=== DATA PROVIDED ===

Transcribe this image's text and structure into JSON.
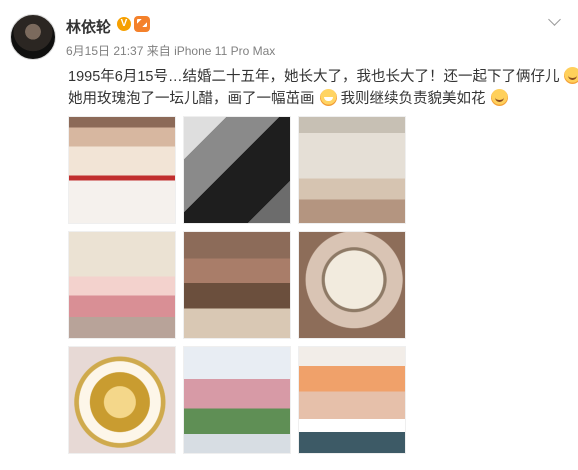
{
  "user": {
    "name": "林依轮",
    "badge": "V",
    "vip_icon": "vip-icon"
  },
  "post": {
    "date": "6月15日",
    "time": "21:37",
    "source": "来自 iPhone 11 Pro Max",
    "text_line_1": "1995年6月15号…结婚二十五年，她长大了，我也长大了！还一起下了俩仔儿",
    "text_line_2a": "她用玫瑰泡了一坛儿醋，画了一幅茁画",
    "text_line_2b": "我则继续负责貌美如花",
    "emoji_1": "grin-emoji",
    "emoji_2": "laugh-emoji",
    "emoji_3": "grin-emoji"
  },
  "actions": {
    "menu_icon": "chevron-down-icon"
  },
  "images": [
    "wedding-photo",
    "portrait-photo",
    "glassware-photo",
    "woman-photo",
    "group-photo",
    "painting-photo",
    "watch-photo",
    "flowers-photo",
    "family-photo"
  ],
  "colors": {
    "vip": "#f4812b",
    "verified": "#f6a000",
    "meta": "#808080"
  }
}
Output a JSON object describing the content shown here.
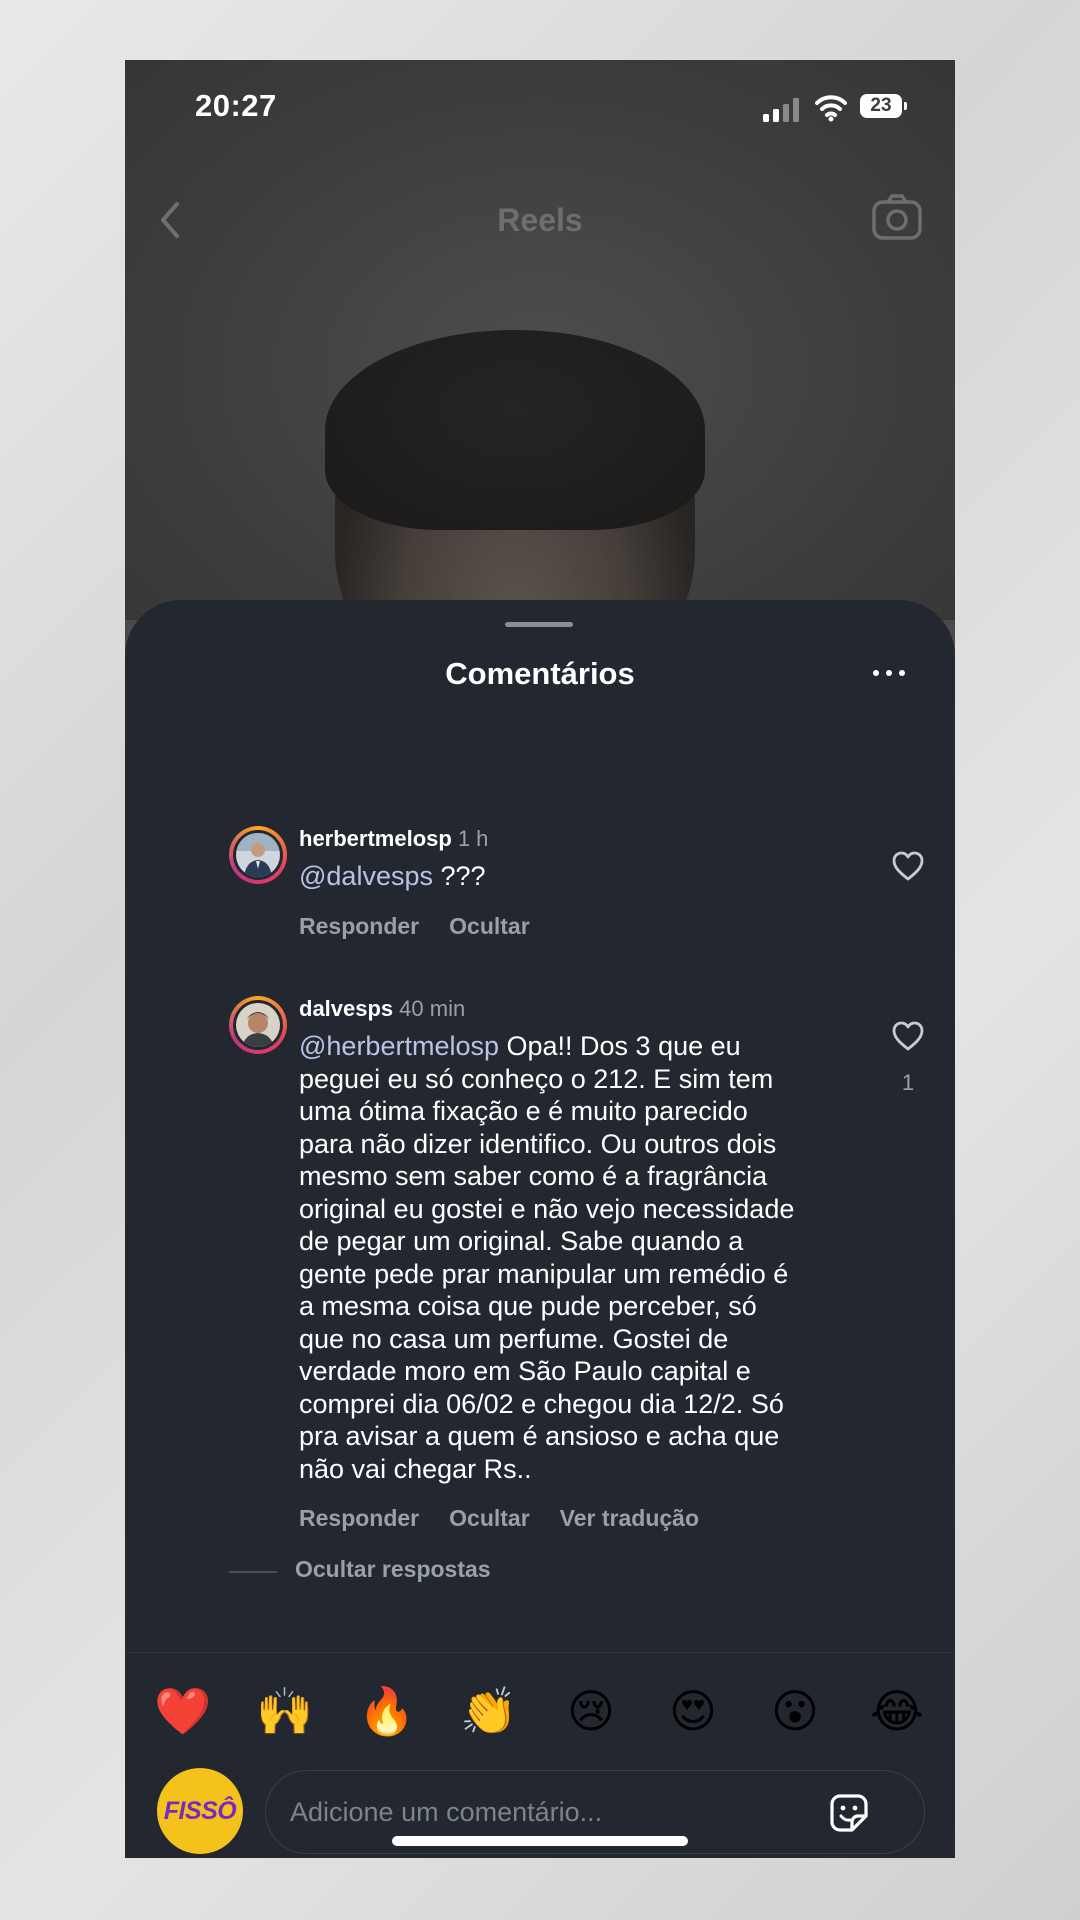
{
  "status_bar": {
    "time": "20:27",
    "battery": "23"
  },
  "top_nav": {
    "title": "Reels"
  },
  "sheet": {
    "title": "Comentários"
  },
  "comments": [
    {
      "username": "herbertmelosp",
      "time": "1 h",
      "mention": "@dalvesps",
      "text": " ???",
      "actions": {
        "reply": "Responder",
        "hide": "Ocultar"
      }
    },
    {
      "username": "dalvesps",
      "time": "40 min",
      "mention": "@herbertmelosp",
      "text": " Opa!! Dos 3 que eu\npeguei eu só conheço o 212. E sim tem\numa ótima fixação e é  muito parecido\npara não dizer identifico. Ou outros dois\nmesmo sem saber como é a fragrância\noriginal eu gostei e não vejo necessidade\nde pegar um original. Sabe quando a\ngente pede prar manipular um remédio é\na mesma coisa que pude perceber, só\nque no casa um perfume.  Gostei de\nverdade moro em São Paulo capital e\ncomprei dia 06/02 e chegou dia 12/2. Só\npra avisar a quem é ansioso e acha que\nnão vai chegar Rs..",
      "like_count": "1",
      "actions": {
        "reply": "Responder",
        "hide": "Ocultar",
        "translate": "Ver tradução"
      }
    }
  ],
  "hide_replies_label": "Ocultar respostas",
  "quick_reactions": [
    "❤️",
    "🙌",
    "🔥",
    "👏",
    "😢",
    "😍",
    "😮",
    "😂"
  ],
  "composer": {
    "avatar_text": "FISSÔ",
    "placeholder": "Adicione um comentário..."
  },
  "colors": {
    "sheet_background": "#232830",
    "mention": "#b8c4e6",
    "secondary_text": "#9aa0a8",
    "avatar_badge": "#f5c21b"
  },
  "icons": {
    "back": "chevron-left-icon",
    "camera": "camera-icon",
    "more": "more-horizontal-icon",
    "like": "heart-outline-icon",
    "sticker": "sticker-icon"
  }
}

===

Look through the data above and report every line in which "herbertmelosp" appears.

      "username": "herbertmelosp",
      "mention": "@herbertmelosp",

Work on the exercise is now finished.